The Federal Trade Commission (FTC) and five other federal agencies yesterday (June 11, 2009) jointly issued a set of frequently asked questions (FAQs) about federal regulations on the “Red Flags and Address Discrepancy Rules” (Red Flag Rules) implementing sections of the Fair and Accurate Credit Transactions Act of 2003 (FACT Act) now scheduled to take effect on August 1, 2009.
Health care providers and a broad range of other entities are among the organizations generally required to comply with the broadly reaching Red Flag Rules, which require “financial institutions” and “creditors” to develop and implement written Identity Theft Prevention Programs and require issuers of credit cards and debit cards to assess the validity of notifications of changes of address. The rules also provide guidance for users of consumer reports regarding reasonable policies and procedures to employ when consumer reporting agencies send them notices of address discrepancy.
The sweeping reach of the definition of “creditor: and “financial institutions” in the Red Flag Rules and other confusion about the Red Flag Rules have prompted the agencies to delay the deadline for compliance several times. The most recent delay, which extended the compliance deadline from May 1 to August 1, 2009, was announced by the FTC on April 30, 2009. The FTC promised to issue additional guidance to help promote better understanding of the rules when it announced this latest delay in the compliance deadline on April 30, 2009.
Fulfilling this promise, the FAQs discuss numerous aspects of the Red Flag Rules, including:
- Types of entities and accounts covered;
Establishment and administration of an Identity Theft Prevention Program;
- Address validation requirements applicable to card issuers; and
- Obligations of users of consumer reports upon receiving a notice of address discrepancy.
FACTA directed financial regulatory agencies, including the FTC, to promulgate rules requiring “creditors” and “financial institutions” with covered accounts to implement programs to identify, detect, and respond to patterns, practices, or specific activities that could indicate identity theft. FACTA’s definition of “creditor” applies to any entity that regularly extends or renews credit – or arranges for others to do so – and includes all entities that regularly permit deferred payments for goods or services. Accepting credit cards as a form of payment does not, by itself, make an entity a creditor. Some examples of creditors are finance companies; automobile dealers that provide or arrange financing; mortgage brokers; utility companies; telecommunications companies; non-profit and government entities that defer payment for goods or services; and businesses that provide services and bill later, including many doctors and other health care providers and other professionals. “Financial institutions” include entities that offer accounts that enable consumers to write checks or make payments to third parties through other means, such as other negotiable instruments or telephone transfers. The FTC has made clear it perceives most health care providers as falling within the scope of these rules.

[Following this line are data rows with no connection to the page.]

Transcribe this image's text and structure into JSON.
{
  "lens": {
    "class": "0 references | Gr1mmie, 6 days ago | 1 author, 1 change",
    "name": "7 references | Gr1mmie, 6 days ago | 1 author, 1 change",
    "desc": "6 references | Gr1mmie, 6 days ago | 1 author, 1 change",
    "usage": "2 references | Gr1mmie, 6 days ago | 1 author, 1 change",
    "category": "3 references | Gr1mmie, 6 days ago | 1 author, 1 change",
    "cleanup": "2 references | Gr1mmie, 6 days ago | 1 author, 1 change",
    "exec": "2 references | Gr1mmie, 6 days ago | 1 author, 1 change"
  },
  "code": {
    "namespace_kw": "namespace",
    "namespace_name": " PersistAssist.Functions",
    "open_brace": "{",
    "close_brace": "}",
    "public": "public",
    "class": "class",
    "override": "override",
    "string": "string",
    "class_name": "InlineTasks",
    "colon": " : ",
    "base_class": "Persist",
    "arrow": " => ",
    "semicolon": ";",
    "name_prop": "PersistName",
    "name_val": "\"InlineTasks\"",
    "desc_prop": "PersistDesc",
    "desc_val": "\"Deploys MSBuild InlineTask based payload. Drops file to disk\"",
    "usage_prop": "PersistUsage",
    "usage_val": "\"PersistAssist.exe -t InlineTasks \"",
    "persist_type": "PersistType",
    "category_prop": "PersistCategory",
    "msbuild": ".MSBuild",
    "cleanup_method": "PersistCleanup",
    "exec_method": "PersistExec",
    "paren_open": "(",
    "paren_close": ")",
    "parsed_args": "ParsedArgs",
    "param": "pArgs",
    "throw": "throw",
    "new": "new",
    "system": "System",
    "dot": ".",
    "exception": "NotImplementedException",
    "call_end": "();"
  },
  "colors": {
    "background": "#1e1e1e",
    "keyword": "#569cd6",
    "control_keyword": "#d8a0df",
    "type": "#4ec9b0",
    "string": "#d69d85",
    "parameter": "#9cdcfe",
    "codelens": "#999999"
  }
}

FACTA is only one of a growing list of the evolving privacy and data security mandates applicable to businesses under federal and state laws that organizations must address under applicable federal laws. In addition to FACTA, most businesses also face other specific data security and data breach requirements under a tapestry of other federal and state laws which are constantly evolving. In addition to these FACTA and other generally applicable data security and breach rules, many organizations face evolving industry specific mandates. For example, health care providers, health plans, health care and their business associates also are required to update their privacy and data security practices to comply with recent amendments to the Health Insurance Portability & Accountability Act Privacy & Security Standards signed into law February 17, 2009.
Many of these federal laws provide for both civil penalties as well as criminal penalties that bring violations of these regulations under the Federal Sentencing Guidelines. As a consequence, most organizations need to implement and administer compliance programs to manage these Federal Sentencing Guideline risks. Even where criminal sanctions are not triggered, noncompliance with these and other data security mandates can trigger substantial judgment awards, administrative penalties or both.
If you need assistance with auditing, updating, administering or defending your privacy, data security or other privacy and data security practices or addressing other health care compliance, risk management, transactions or operations concerns, please contact Cynthia Marcotte Stamer at (214) 270-2402, CStamer@CTTLegal.com.
For More Information
We hope that this information is useful to you. You can find more information about the Red Flag Rules and other privacy and identity theft matters at here. You also can review other recent health care and internal controls resources and additional information about the health industry and other experience of Ms. Stamer here. If you or someone else you know would like to receive future updates about developments on these and other concerns, please be sure that we have your current contact information – including your preferred e-mail – by creating or updating your profile at here or e-mailing this information to CStamer@CTTLegal.com.